■ **TASK DIRECTIONS**: Return the lines below that carry the word "requirements".

[[ RECORDED DATA, beginning ]]

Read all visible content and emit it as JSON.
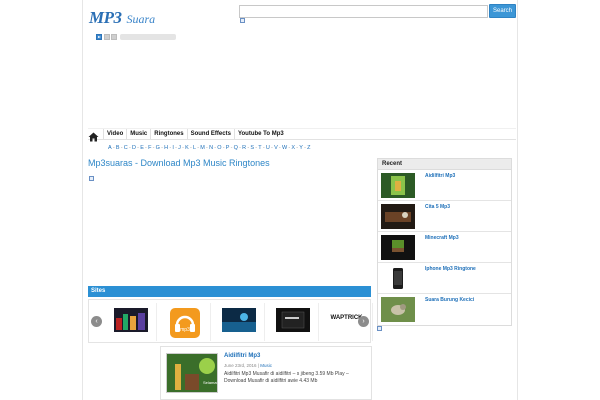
{
  "header": {
    "logo_main": "MP3",
    "logo_sub": "Suara",
    "search": {
      "button_label": "Search",
      "placeholder": ""
    }
  },
  "nav": {
    "items": [
      "Video",
      "Music",
      "Ringtones",
      "Sound Effects",
      "Youtube To Mp3"
    ]
  },
  "alphabet": [
    "A",
    "B",
    "C",
    "D",
    "E",
    "F",
    "G",
    "H",
    "I",
    "J",
    "K",
    "L",
    "M",
    "N",
    "O",
    "P",
    "Q",
    "R",
    "S",
    "T",
    "U",
    "V",
    "W",
    "X",
    "Y",
    "Z"
  ],
  "main": {
    "title": "Mp3suaras - Download Mp3 Music Ringtones"
  },
  "sites": {
    "label": "Sites",
    "slide_labels": [
      "",
      "",
      "",
      "",
      "WAPTRICK"
    ]
  },
  "post": {
    "title": "Aidilfitri Mp3",
    "date": "June 23rd, 2016",
    "category": "Music",
    "excerpt": "Aidilfitri Mp3 Musafir di aidilfitri – s jibeng 3.59 Mb Play – Download Musafir di aidilfitri awie 4.43 Mb"
  },
  "sidebar": {
    "recent_label": "Recent",
    "items": [
      {
        "title": "Aidilfitri Mp3"
      },
      {
        "title": "Cita 5 Mp3"
      },
      {
        "title": "Minecraft Mp3"
      },
      {
        "title": "Iphone Mp3 Ringtone"
      },
      {
        "title": "Suara Burung Kecici"
      }
    ]
  },
  "colors": {
    "accent": "#2b90d4",
    "link": "#1d6fb8",
    "title": "#2d86c7"
  }
}
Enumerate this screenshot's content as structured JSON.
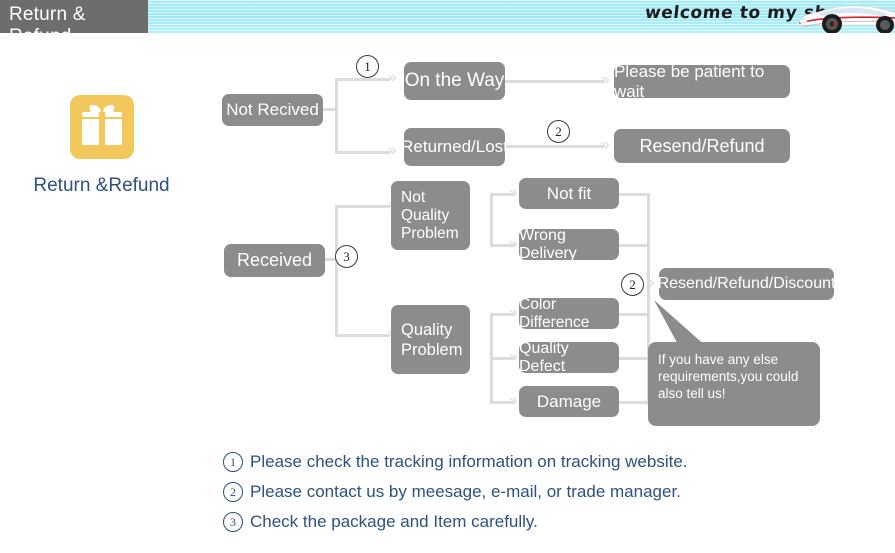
{
  "banner": {
    "tab_title": "Return & Refund",
    "welcome_text": "welcome to my shop",
    "car_icon": "sports-car-image",
    "stripe_color": "#a9ecf7",
    "tab_color": "#6d6d6d"
  },
  "gift": {
    "icon": "gift-box-icon",
    "icon_color": "#f2c75c",
    "label": "Return &Refund"
  },
  "flow": {
    "box_color": "#8c8c8c",
    "line_color": "#dcdcdc",
    "nodes": [
      {
        "id": "not-received",
        "label": "Not Recived"
      },
      {
        "id": "on-the-way",
        "label": "On the Way"
      },
      {
        "id": "returned-lost",
        "label": "Returned/Lost"
      },
      {
        "id": "please-be-patient",
        "label": "Please be patient to wait"
      },
      {
        "id": "resend-refund",
        "label": "Resend/Refund"
      },
      {
        "id": "received",
        "label": "Received"
      },
      {
        "id": "not-quality-problem",
        "label": "Not\nQuality\nProblem"
      },
      {
        "id": "quality-problem",
        "label": "Quality\nProblem"
      },
      {
        "id": "not-fit",
        "label": "Not fit"
      },
      {
        "id": "wrong-delivery",
        "label": "Wrong Delivery"
      },
      {
        "id": "color-difference",
        "label": "Color Difference"
      },
      {
        "id": "quality-defect",
        "label": "Quality Defect"
      },
      {
        "id": "damage",
        "label": "Damage"
      },
      {
        "id": "resend-refund-discount",
        "label": "Resend/Refund/Discount"
      }
    ],
    "markers": {
      "m1": "1",
      "m2_top": "2",
      "m3": "3",
      "m2_bottom": "2"
    },
    "bubble": {
      "text": "If you have any else requirements,you could also tell us!",
      "line1": "If you have any else",
      "line2": "requirements,you could",
      "line3": "also tell us!"
    }
  },
  "legend": {
    "text_color": "#2d5182",
    "items": [
      {
        "num": "1",
        "text": "Please check the tracking information on tracking website."
      },
      {
        "num": "2",
        "text": "Please contact us by meesage, e-mail, or trade manager."
      },
      {
        "num": "3",
        "text": "Check the package and Item carefully."
      }
    ]
  }
}
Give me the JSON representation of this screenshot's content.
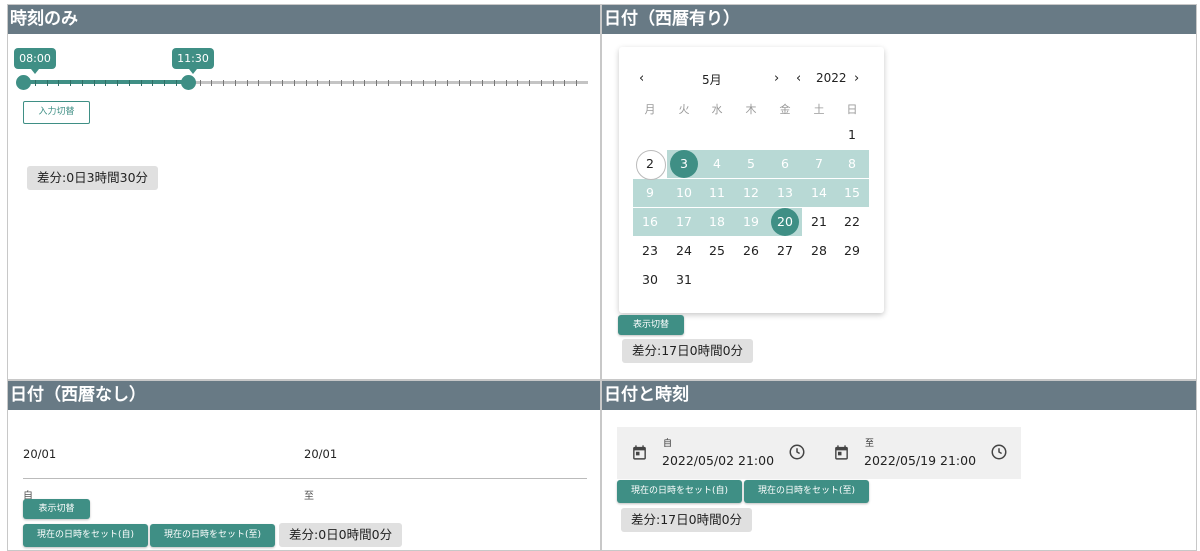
{
  "panels": {
    "time_only": {
      "title": "時刻のみ",
      "slider": {
        "start_label": "08:00",
        "end_label": "11:30",
        "start_fraction": 0.0,
        "end_fraction": 0.2917
      },
      "toggle_label": "入力切替",
      "diff": "差分:0日3時間30分"
    },
    "date_with_year": {
      "title": "日付（西暦有り）",
      "month": "5月",
      "year": "2022",
      "weekdays": [
        "月",
        "火",
        "水",
        "木",
        "金",
        "土",
        "日"
      ],
      "weeks": [
        [
          "",
          "",
          "",
          "",
          "",
          "",
          "1"
        ],
        [
          "2",
          "3",
          "4",
          "5",
          "6",
          "7",
          "8"
        ],
        [
          "9",
          "10",
          "11",
          "12",
          "13",
          "14",
          "15"
        ],
        [
          "16",
          "17",
          "18",
          "19",
          "20",
          "21",
          "22"
        ],
        [
          "23",
          "24",
          "25",
          "26",
          "27",
          "28",
          "29"
        ],
        [
          "30",
          "31",
          "",
          "",
          "",
          "",
          ""
        ]
      ],
      "range_start": "3",
      "range_end": "20",
      "today": "2",
      "toggle_label": "表示切替",
      "diff": "差分:17日0時間0分"
    },
    "date_no_year": {
      "title": "日付（西暦なし）",
      "from_value": "20/01",
      "to_value": "20/01",
      "from_label": "自",
      "to_label": "至",
      "toggle_label": "表示切替",
      "set_now_from_label": "現在の日時をセット(自)",
      "set_now_to_label": "現在の日時をセット(至)",
      "diff": "差分:0日0時間0分"
    },
    "date_and_time": {
      "title": "日付と時刻",
      "from_label": "自",
      "from_value": "2022/05/02 21:00",
      "to_label": "至",
      "to_value": "2022/05/19 21:00",
      "set_now_from_label": "現在の日時をセット(自)",
      "set_now_to_label": "現在の日時をセット(至)",
      "diff": "差分:17日0時間0分"
    }
  },
  "colors": {
    "header": "#687a85",
    "accent": "#3f8f85",
    "range": "#b8d9d5",
    "diff_bg": "#e0e0e0"
  }
}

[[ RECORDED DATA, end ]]

■ **THE ANSWER**:
      "text": "If you have any else requirements,you could also tell us!",
      "line2": "requirements,you could",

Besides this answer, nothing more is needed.